The men — Larry Keating, Danny Doyle, Mike Emerson and Bobby Graves — are veteran ironworkers in Local 40. They were at ground zero ”from the first day to the last day,” as they proudly describe it, working closely with firefighters, cutting steel and picking through wreckage for human remains. It was devastating work, and the four men say they got through their long, grueling shifts by banding together and talking each other through the horror.
”It’s over, but it’s not over,” Mr. Keating said. ”You were working in a graveyard and saw a lot of stuff you weren’t meant to see, and a lot of it still lingers. We talked each other all the way through the cleanup, and we’re still doing it.”
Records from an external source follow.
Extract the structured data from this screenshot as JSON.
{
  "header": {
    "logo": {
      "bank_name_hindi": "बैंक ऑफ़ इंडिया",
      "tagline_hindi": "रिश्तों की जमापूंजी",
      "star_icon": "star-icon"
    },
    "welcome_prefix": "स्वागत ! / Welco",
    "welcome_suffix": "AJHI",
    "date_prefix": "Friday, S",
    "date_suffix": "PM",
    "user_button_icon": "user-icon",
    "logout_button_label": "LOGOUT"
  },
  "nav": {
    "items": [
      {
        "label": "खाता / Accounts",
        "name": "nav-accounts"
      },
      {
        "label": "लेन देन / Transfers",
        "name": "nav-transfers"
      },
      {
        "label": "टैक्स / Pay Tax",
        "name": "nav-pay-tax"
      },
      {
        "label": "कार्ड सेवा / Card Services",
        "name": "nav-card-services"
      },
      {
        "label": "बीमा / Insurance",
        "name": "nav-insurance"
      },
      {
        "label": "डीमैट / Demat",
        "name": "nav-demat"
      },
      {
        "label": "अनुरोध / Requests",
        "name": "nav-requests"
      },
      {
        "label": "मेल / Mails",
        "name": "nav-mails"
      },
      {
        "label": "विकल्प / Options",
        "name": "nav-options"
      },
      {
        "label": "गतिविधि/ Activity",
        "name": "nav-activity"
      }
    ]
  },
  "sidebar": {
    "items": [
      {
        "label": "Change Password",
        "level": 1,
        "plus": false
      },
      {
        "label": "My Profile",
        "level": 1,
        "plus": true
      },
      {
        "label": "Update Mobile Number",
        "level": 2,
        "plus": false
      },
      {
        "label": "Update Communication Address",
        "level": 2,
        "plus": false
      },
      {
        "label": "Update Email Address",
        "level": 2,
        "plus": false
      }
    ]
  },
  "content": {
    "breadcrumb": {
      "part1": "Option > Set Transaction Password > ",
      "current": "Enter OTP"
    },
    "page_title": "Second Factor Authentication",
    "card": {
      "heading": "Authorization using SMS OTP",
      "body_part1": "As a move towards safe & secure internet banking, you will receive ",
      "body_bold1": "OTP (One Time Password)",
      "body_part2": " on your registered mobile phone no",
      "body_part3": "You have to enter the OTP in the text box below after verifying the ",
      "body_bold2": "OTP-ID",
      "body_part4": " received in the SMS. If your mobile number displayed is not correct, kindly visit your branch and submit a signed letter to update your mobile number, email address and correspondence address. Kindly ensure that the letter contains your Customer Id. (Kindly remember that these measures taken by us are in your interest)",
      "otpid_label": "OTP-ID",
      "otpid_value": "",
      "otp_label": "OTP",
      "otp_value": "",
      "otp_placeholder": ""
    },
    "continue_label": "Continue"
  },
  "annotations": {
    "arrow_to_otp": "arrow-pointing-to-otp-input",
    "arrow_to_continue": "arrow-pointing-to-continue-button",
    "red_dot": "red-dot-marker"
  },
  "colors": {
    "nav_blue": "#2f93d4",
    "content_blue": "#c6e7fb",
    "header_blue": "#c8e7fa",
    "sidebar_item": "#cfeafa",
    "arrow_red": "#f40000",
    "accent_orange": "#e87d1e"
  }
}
”Now that the cleanup’s over, a lot of guys have gone off the deep end,” [said Brian Lyons, a site supervisor at ground zero]. ”When you were working down there, you had responsibility and pride. You could do something about the tragedy. But when the job was over, and we laid the guys off, some took it very hard and couldn’t stop coming back to the site. Some had to be escorted off the property. They kept showing up like they were lost. Some of them wanted to work for nothing. You had to snap them into reality and say: ‘The job’s over. Go home.'” (source)